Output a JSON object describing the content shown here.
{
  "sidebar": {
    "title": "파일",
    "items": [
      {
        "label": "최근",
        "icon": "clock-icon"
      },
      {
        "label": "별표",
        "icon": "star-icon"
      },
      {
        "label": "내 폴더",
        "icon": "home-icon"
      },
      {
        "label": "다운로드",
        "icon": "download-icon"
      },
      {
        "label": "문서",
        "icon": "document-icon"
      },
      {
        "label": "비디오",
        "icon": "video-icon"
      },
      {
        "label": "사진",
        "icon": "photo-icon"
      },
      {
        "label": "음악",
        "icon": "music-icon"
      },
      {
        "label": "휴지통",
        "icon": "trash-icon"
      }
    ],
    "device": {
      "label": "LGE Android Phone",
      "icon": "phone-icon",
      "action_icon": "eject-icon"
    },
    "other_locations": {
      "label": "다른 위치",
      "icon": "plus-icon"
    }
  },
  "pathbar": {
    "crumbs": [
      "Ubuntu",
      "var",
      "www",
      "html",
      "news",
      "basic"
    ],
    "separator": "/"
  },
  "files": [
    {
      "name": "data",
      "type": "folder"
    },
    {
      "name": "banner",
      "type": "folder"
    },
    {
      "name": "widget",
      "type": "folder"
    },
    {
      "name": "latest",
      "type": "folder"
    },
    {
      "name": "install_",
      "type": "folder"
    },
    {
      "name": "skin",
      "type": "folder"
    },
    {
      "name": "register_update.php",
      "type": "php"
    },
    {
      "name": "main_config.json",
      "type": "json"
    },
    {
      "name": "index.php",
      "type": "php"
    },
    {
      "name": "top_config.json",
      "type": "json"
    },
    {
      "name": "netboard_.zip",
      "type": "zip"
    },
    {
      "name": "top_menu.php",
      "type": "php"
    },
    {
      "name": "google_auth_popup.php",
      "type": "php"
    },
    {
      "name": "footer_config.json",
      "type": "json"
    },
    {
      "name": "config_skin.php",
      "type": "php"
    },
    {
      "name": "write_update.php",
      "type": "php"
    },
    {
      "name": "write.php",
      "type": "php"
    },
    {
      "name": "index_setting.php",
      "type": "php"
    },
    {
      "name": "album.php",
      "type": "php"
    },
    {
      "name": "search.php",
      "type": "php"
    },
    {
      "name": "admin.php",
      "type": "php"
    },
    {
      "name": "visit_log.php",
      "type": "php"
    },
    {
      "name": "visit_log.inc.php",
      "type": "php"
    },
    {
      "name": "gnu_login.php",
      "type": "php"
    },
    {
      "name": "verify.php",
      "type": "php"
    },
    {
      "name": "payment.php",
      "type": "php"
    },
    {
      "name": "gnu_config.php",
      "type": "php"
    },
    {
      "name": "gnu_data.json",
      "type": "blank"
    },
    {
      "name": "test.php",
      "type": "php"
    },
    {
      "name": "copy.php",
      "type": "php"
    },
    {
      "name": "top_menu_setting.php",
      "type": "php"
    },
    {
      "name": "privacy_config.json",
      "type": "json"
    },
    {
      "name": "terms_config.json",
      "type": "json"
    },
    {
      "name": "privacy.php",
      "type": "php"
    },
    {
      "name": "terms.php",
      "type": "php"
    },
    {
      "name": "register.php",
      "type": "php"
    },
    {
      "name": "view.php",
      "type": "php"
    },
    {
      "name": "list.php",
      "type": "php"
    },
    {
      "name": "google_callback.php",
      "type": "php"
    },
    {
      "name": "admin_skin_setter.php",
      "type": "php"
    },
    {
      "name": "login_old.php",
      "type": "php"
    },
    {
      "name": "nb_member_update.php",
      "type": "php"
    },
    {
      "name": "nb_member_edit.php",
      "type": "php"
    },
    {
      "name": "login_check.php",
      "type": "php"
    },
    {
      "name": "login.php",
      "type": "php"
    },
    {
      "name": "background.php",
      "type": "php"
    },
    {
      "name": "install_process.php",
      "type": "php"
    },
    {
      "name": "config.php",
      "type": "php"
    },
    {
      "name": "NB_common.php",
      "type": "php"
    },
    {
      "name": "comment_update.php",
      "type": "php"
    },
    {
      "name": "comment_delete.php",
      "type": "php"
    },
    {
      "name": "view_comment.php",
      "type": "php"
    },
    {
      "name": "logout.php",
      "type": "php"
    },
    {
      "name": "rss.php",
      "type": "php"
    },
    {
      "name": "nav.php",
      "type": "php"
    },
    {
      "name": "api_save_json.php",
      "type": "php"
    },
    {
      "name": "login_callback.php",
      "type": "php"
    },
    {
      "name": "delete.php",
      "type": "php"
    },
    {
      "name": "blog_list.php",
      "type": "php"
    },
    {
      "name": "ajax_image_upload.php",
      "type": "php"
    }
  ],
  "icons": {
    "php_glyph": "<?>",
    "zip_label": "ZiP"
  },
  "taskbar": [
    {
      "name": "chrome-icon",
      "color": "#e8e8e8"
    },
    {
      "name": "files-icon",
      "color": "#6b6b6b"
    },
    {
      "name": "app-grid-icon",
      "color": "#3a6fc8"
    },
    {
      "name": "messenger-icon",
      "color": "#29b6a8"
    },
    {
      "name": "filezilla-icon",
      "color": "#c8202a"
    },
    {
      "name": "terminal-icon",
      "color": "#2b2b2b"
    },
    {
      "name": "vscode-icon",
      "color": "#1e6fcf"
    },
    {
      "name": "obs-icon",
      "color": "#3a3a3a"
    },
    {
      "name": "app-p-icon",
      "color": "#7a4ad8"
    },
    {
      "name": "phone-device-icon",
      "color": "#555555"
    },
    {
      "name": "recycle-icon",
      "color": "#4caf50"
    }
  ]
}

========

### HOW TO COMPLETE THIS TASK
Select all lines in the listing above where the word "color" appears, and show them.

### SOLUTION TO THE EXERCISE
      "color": "#e8e8e8"
      "color": "#6b6b6b"
      "color": "#3a6fc8"
      "color": "#29b6a8"
      "color": "#c8202a"
      "color": "#2b2b2b"
      "color": "#1e6fcf"
      "color": "#3a3a3a"
      "color": "#7a4ad8"
      "color": "#555555"
      "color": "#4caf50"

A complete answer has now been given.